In my previous blog post, I mentioned that both public and curricular issues are likely to arise in our classrooms. In this 2021-2022 academic year, that consideration is especially salient as we simply look around at what is occurring daily outside of our classrooms, off and on campus. In that first blog, I focused on examples of curricular issues that I have been thinking about in higher education, reminding us of what is “already evident in our current curricula and courses in the United States of America and at Indiana University.” In this second blog post of a three-part series, I turn our attention to some public issues that may have come up in your class by now. Furthermore, I’ll share some insights about how to have a real talk this semester to help us constructively address any one of a number of public issues that may surface in our classes.
In 1903, Dr. W. E. Burghardt Du Bois urged that
The function of the university is not simply to teach bread-winning, or to furnish teachers for the public schools, or to be a centre of polite society; it is, above all, to be the organ of that fine adjustment between real life and the growing knowledge of life, an adjustment which forms the secret of civilization.” (The Souls of Black Folk, Of the Wings of Atalanta)
Over 100 years ago, before the 1918 and COVID-19 pandemics, the “long Southern strategy” Republicans, or the “neoliberal” Democrats, Du Bois was cutting-edge clear about the link between living and learning in our times. Among countless promising post-White projects, Du Bois has invited us to explicitly use university teaching and learning to engage the real world for good results—pedagogic functions which he regarded as “the secret of civilization” itself.
Our world today is certainly not Du Bois’ world. Yet, there are some continuing public issues that are still relevant now such as race, racism, and politics. How might we address the myriad public issues of our times in a manner that meets Du Boisian rigor? I suggest that all educators practice the Real Talk Protocol (RTP)©, “a systematic way to discuss public issues with credibility, criticality, clarity, and confidence” (Croom, 2021, Chapter 4). Since the RTP is already detailed in Real Talk? How to Discuss Race, Racism, and Politics in 21st Century American Schools, here I offer some bridges between higher ed classrooms and the RTP. Think of the following questions as bridges that we might use to help us link the Real Talk Protocol (RTP)© to our university courses this academic year:
- Which course-relevant, public issues are your students bringing up during class or in their assignments?
- Which course-relevant, public issues are not yet reflected in your syllabus or course readings, but are currently spotlighted in our campus, city, county, state, or national community?
- Which public issues are already reflected in your syllabus or course readings, but are outdated or too narrowly depicted as of 2021? What has changed since you included these public issues in your coursework?
- Whose voices or perspectives are not informing your classroom understanding of the public issue(s) that are coming up in, or already included in, your course(s)?
- Which course-relevant, public issues are uncomfortable or difficult for you, the professor, to discuss during class?

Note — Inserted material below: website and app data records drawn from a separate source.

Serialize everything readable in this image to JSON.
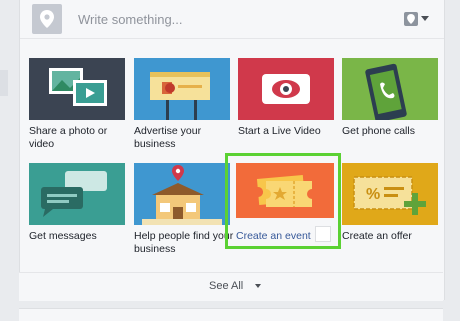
{
  "composer": {
    "placeholder": "Write something...",
    "avatar_icon": "location-pin-icon",
    "location_icon": "location-pin-icon"
  },
  "options": [
    {
      "label": "Share a photo or video",
      "icon": "photo-video-icon",
      "color": "#3b4452"
    },
    {
      "label": "Advertise your business",
      "icon": "billboard-icon",
      "color": "#3f97d0"
    },
    {
      "label": "Start a Live Video",
      "icon": "live-video-icon",
      "color": "#d0394b"
    },
    {
      "label": "Get phone calls",
      "icon": "phone-call-icon",
      "color": "#7ab648"
    },
    {
      "label": "Get messages",
      "icon": "messages-icon",
      "color": "#3a9e93"
    },
    {
      "label": "Help people find your business",
      "icon": "storefront-icon",
      "color": "#3f97d0"
    },
    {
      "label": "Create an event",
      "icon": "event-ticket-icon",
      "color": "#f26b3a"
    },
    {
      "label": "Create an offer",
      "icon": "offer-coupon-icon",
      "color": "#e0a819"
    }
  ],
  "footer": {
    "see_all": "See All"
  },
  "colors": {
    "highlight": "#5bd133",
    "link": "#365899"
  }
}
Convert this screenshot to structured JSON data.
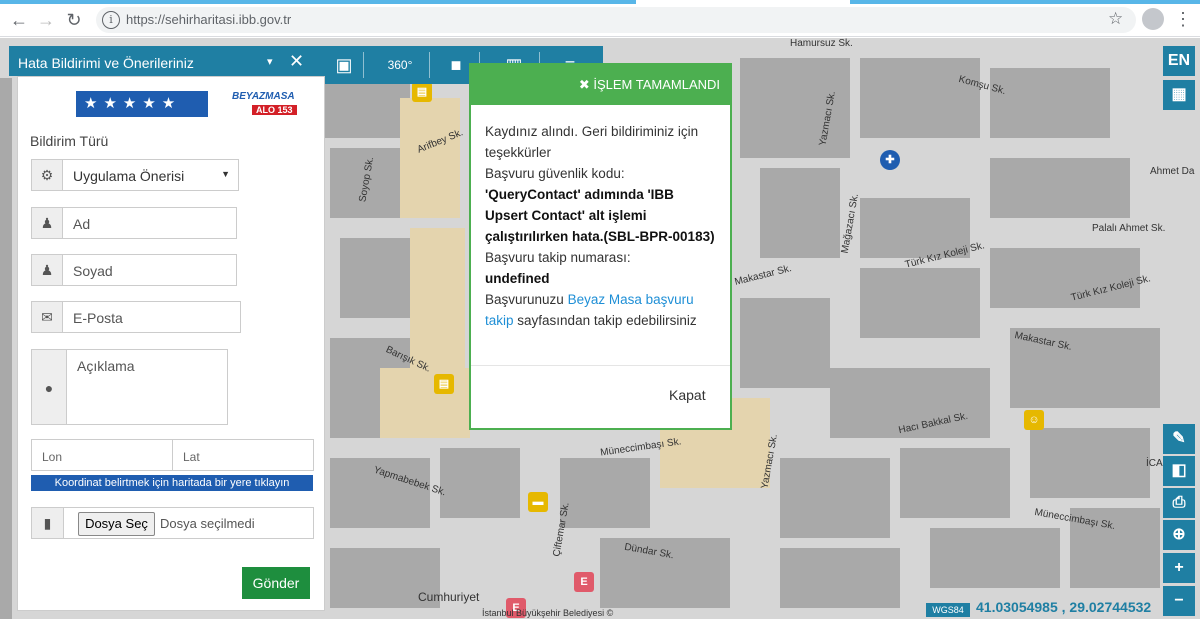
{
  "browser": {
    "url": "https://sehirharitasi.ibb.gov.tr",
    "back_icon": "←",
    "forward_icon": "→",
    "reload_icon": "↻",
    "info_icon": "i",
    "star_icon": "☆",
    "menu_icon": "⋮"
  },
  "toolbar": {
    "items": [
      "tram-icon",
      "360-icon",
      "camera-icon",
      "map-icon",
      "menu-icon"
    ],
    "pano_label": "360°"
  },
  "right_bar": {
    "lang": "EN",
    "traffic_icon": "▦",
    "zoom_in": "+",
    "zoom_out": "−",
    "locate_icon": "⊕"
  },
  "panel": {
    "title": "Hata Bildirimi ve Önerileriniz",
    "close": "✕",
    "collapse": "▾",
    "stars": "★★★★★",
    "logo_top": "BEYAZMASA",
    "logo_bottom": "ALO 153",
    "type_label": "Bildirim Türü",
    "type_value": "Uygulama Önerisi",
    "name_placeholder": "Ad",
    "surname_placeholder": "Soyad",
    "email_placeholder": "E-Posta",
    "desc_placeholder": "Açıklama",
    "lon_placeholder": "Lon",
    "lat_placeholder": "Lat",
    "coord_hint": "Koordinat belirtmek için haritada bir yere tıklayın",
    "file_button": "Dosya Seç",
    "file_text": "Dosya seçilmedi",
    "submit": "Gönder"
  },
  "modal": {
    "title": "İŞLEM TAMAMLANDI",
    "close_icon": "✖",
    "line1": "Kaydınız alındı. Geri bildiriminiz için teşekkürler",
    "line2": "Başvuru güvenlik kodu:",
    "error": "'QueryContact' adımında 'IBB Upsert Contact' alt işlemi çalıştırılırken hata.(SBL-BPR-00183)",
    "line3": "Başvuru takip numarası:",
    "tracking": "undefined",
    "line4_pre": "Başvurunuzu ",
    "line4_link": "Beyaz Masa başvuru takip",
    "line4_post": " sayfasından takip edebilirsiniz",
    "close_button": "Kapat"
  },
  "map": {
    "streets": [
      "Hamursuz Sk.",
      "Komşu Sk.",
      "Arifbey Sk.",
      "Soyop Sk.",
      "Yazmacı Sk.",
      "Mağazacı Sk.",
      "Ahmet Da",
      "Palalı Ahmet Sk.",
      "Türk Kız Koleji Sk.",
      "Türk Kız Koleji Sk.",
      "Makastar Sk.",
      "Makastar Sk.",
      "Barışık Sk.",
      "Yapmabebek Sk.",
      "Müneccimbaşı Sk.",
      "Hacı Bakkal Sk.",
      "Müneccimbaşı Sk.",
      "Dündar Sk.",
      "Çiftemar Sk.",
      "Yazmacı Sk.",
      "Cumhuriyet",
      "İCA"
    ],
    "copyright": "İstanbul Büyükşehir Belediyesi ©",
    "datum": "WGS84",
    "coords": "41.03054985 , 29.02744532"
  }
}
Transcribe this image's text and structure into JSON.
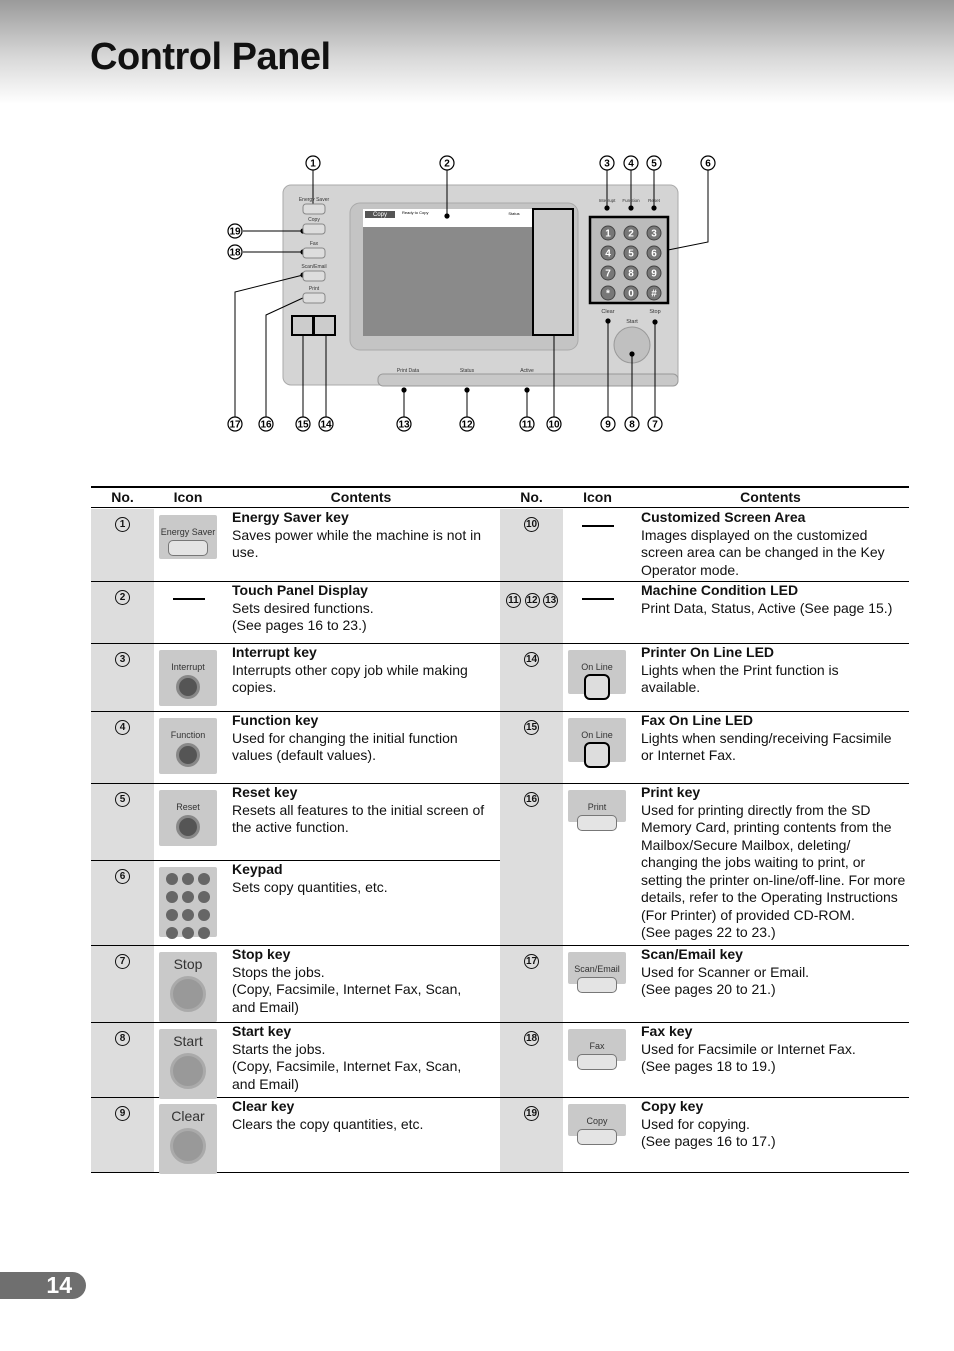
{
  "page": {
    "title": "Control Panel",
    "number": "14"
  },
  "diagram": {
    "callouts_top": [
      "1",
      "2",
      "3",
      "4",
      "5",
      "6"
    ],
    "callouts_left": [
      "19",
      "18"
    ],
    "callouts_bottom": [
      "17",
      "16",
      "15",
      "14",
      "13",
      "12",
      "11",
      "10",
      "9",
      "8",
      "7"
    ],
    "key_labels": [
      "Energy Saver",
      "Copy",
      "Fax",
      "Scan/Email",
      "Print",
      "Interrupt",
      "Function",
      "Reset",
      "Clear",
      "Start",
      "Stop"
    ],
    "screen": {
      "tab": "Copy",
      "message": "Ready to Copy",
      "status": "Status"
    },
    "led_labels": [
      "Print Data",
      "Status",
      "Active"
    ],
    "keypad": [
      "1",
      "2",
      "3",
      "4",
      "5",
      "6",
      "7",
      "8",
      "9",
      "*",
      "0",
      "#"
    ]
  },
  "table": {
    "headers": [
      "No.",
      "Icon",
      "Contents",
      "No.",
      "Icon",
      "Contents"
    ],
    "left": [
      {
        "no": [
          "1"
        ],
        "icon": "energy",
        "icon_label": "Energy Saver",
        "title": "Energy Saver key",
        "lines": [
          "Saves power while the machine is not in",
          "use."
        ]
      },
      {
        "no": [
          "2"
        ],
        "icon": "dash",
        "title": "Touch Panel Display",
        "lines": [
          "Sets desired functions.",
          "(See pages 16 to 23.)"
        ]
      },
      {
        "no": [
          "3"
        ],
        "icon": "round",
        "icon_label": "Interrupt",
        "title": "Interrupt key",
        "lines": [
          "Interrupts other copy job while making",
          "copies."
        ]
      },
      {
        "no": [
          "4"
        ],
        "icon": "round",
        "icon_label": "Function",
        "title": "Function key",
        "lines": [
          "Used for changing the initial function",
          "values (default values)."
        ]
      },
      {
        "no": [
          "5"
        ],
        "icon": "round",
        "icon_label": "Reset",
        "title": "Reset key",
        "lines": [
          "Resets all features to the initial screen of",
          "the active function."
        ]
      },
      {
        "no": [
          "6"
        ],
        "icon": "keypad",
        "title": "Keypad",
        "lines": [
          "Sets copy quantities, etc."
        ]
      },
      {
        "no": [
          "7"
        ],
        "icon": "big",
        "icon_label": "Stop",
        "title": "Stop key",
        "lines": [
          "Stops the jobs.",
          "(Copy, Facsimile, Internet Fax, Scan,",
          "and Email)"
        ]
      },
      {
        "no": [
          "8"
        ],
        "icon": "big",
        "icon_label": "Start",
        "title": "Start key",
        "lines": [
          "Starts the jobs.",
          "(Copy, Facsimile, Internet Fax, Scan,",
          "and Email)"
        ]
      },
      {
        "no": [
          "9"
        ],
        "icon": "big",
        "icon_label": "Clear",
        "title": "Clear key",
        "lines": [
          "Clears the copy quantities, etc."
        ]
      }
    ],
    "right": [
      {
        "no": [
          "10"
        ],
        "icon": "dash",
        "title": "Customized Screen Area",
        "lines": [
          "Images displayed on the customized",
          "screen area can be changed in the Key",
          "Operator mode."
        ]
      },
      {
        "no": [
          "11",
          "12",
          "13"
        ],
        "icon": "dash",
        "title": "Machine Condition LED",
        "lines": [
          "Print Data, Status, Active (See page 15.)"
        ]
      },
      {
        "no": [
          "14"
        ],
        "icon": "led",
        "icon_label": "On Line",
        "title": "Printer On Line LED",
        "lines": [
          "Lights when the Print function is",
          "available."
        ]
      },
      {
        "no": [
          "15"
        ],
        "icon": "led",
        "icon_label": "On Line",
        "title": "Fax On Line LED",
        "lines": [
          "Lights when sending/receiving Facsimile",
          "or Internet Fax."
        ]
      },
      {
        "no": [
          "16"
        ],
        "icon": "rect",
        "icon_label": "Print",
        "title": "Print key",
        "lines": [
          "Used for printing directly from the SD",
          "Memory Card, printing contents from the",
          "Mailbox/Secure Mailbox, deleting/",
          "changing the jobs waiting to print, or",
          "setting the printer on-line/off-line. For more",
          "details, refer to the Operating Instructions",
          "(For Printer) of provided CD-ROM.",
          "(See pages 22 to 23.)"
        ]
      },
      {
        "no": [
          "17"
        ],
        "icon": "rect",
        "icon_label": "Scan/Email",
        "title": "Scan/Email key",
        "lines": [
          "Used for Scanner or Email.",
          "(See pages 20 to 21.)"
        ]
      },
      {
        "no": [
          "18"
        ],
        "icon": "rect",
        "icon_label": "Fax",
        "title": "Fax key",
        "lines": [
          "Used for Facsimile or Internet Fax.",
          "(See pages 18 to 19.)"
        ]
      },
      {
        "no": [
          "19"
        ],
        "icon": "rect",
        "icon_label": "Copy",
        "title": "Copy key",
        "lines": [
          "Used for copying.",
          "(See pages 16 to 17.)"
        ]
      }
    ]
  }
}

There are additional bridges that we might use to bring the real talk protocol© into our university courses, but the point is this: Each of these possible pedagogical moves all require the DuBoisian rigor of de/reconstructively intersecting schooling and society for good results. So, are you—are we— going to have a real talk?
Croom, Marcus (2021). Real Talk?: How to Discuss Race, Racism, and Politics in 21st Century American Schools. Brio Education Consulting, LLC
Croom, Marcus. (2020). A Case Study from “Barracoon: The Story of the Last ‘Black Cargo'” with Practice of Race Theory. The Journal of Negro Education. 89. 385-409.
Croom, Marcus & Flores, Tracey & Kamberelis, George. (2019). Literacies of Interrogation and Vulnerability: Reimagining Preservice Teacher Preparation Designed to Promote Social Justice in Education. 10.1007/978-3-319-74078-2_105-1.